Data records

+++

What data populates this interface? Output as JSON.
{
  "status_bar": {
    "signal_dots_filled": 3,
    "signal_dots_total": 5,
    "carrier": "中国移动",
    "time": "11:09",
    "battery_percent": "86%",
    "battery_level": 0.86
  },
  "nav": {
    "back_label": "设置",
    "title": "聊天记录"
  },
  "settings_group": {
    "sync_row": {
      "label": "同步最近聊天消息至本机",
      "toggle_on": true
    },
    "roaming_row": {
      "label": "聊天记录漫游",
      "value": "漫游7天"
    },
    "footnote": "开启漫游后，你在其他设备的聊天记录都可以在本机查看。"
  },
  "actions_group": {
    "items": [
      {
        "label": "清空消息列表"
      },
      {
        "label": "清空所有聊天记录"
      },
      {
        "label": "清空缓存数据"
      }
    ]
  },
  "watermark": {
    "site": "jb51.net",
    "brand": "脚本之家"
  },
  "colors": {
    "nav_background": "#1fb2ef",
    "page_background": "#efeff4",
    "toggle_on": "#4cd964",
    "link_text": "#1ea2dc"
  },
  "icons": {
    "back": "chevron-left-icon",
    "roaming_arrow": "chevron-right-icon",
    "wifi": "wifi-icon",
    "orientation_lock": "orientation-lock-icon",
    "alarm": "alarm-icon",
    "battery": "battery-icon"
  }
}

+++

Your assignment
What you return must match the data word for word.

Answer for this exercise
What data populates this interface? Output as JSON.
{
  "status_bar": {
    "signal_dots_filled": 3,
    "signal_dots_total": 5,
    "carrier": "中国移动",
    "time": "11:09",
    "battery_percent": "86%",
    "battery_level": 0.86
  },
  "nav": {
    "back_label": "设置",
    "title": "聊天记录"
  },
  "settings_group": {
    "sync_row": {
      "label": "同步最近聊天消息至本机",
      "toggle_on": true
    },
    "roaming_row": {
      "label": "聊天记录漫游",
      "value": "漫游7天"
    },
    "footnote": "开启漫游后，你在其他设备的聊天记录都可以在本机查看。"
  },
  "actions_group": {
    "items": [
      {
        "label": "清空消息列表"
      },
      {
        "label": "清空所有聊天记录"
      },
      {
        "label": "清空缓存数据"
      }
    ]
  },
  "watermark": {
    "site": "jb51.net",
    "brand": "脚本之家"
  },
  "colors": {
    "nav_background": "#1fb2ef",
    "page_background": "#efeff4",
    "toggle_on": "#4cd964",
    "link_text": "#1ea2dc"
  },
  "icons": {
    "back": "chevron-left-icon",
    "roaming_arrow": "chevron-right-icon",
    "wifi": "wifi-icon",
    "orientation_lock": "orientation-lock-icon",
    "alarm": "alarm-icon",
    "battery": "battery-icon"
  }
}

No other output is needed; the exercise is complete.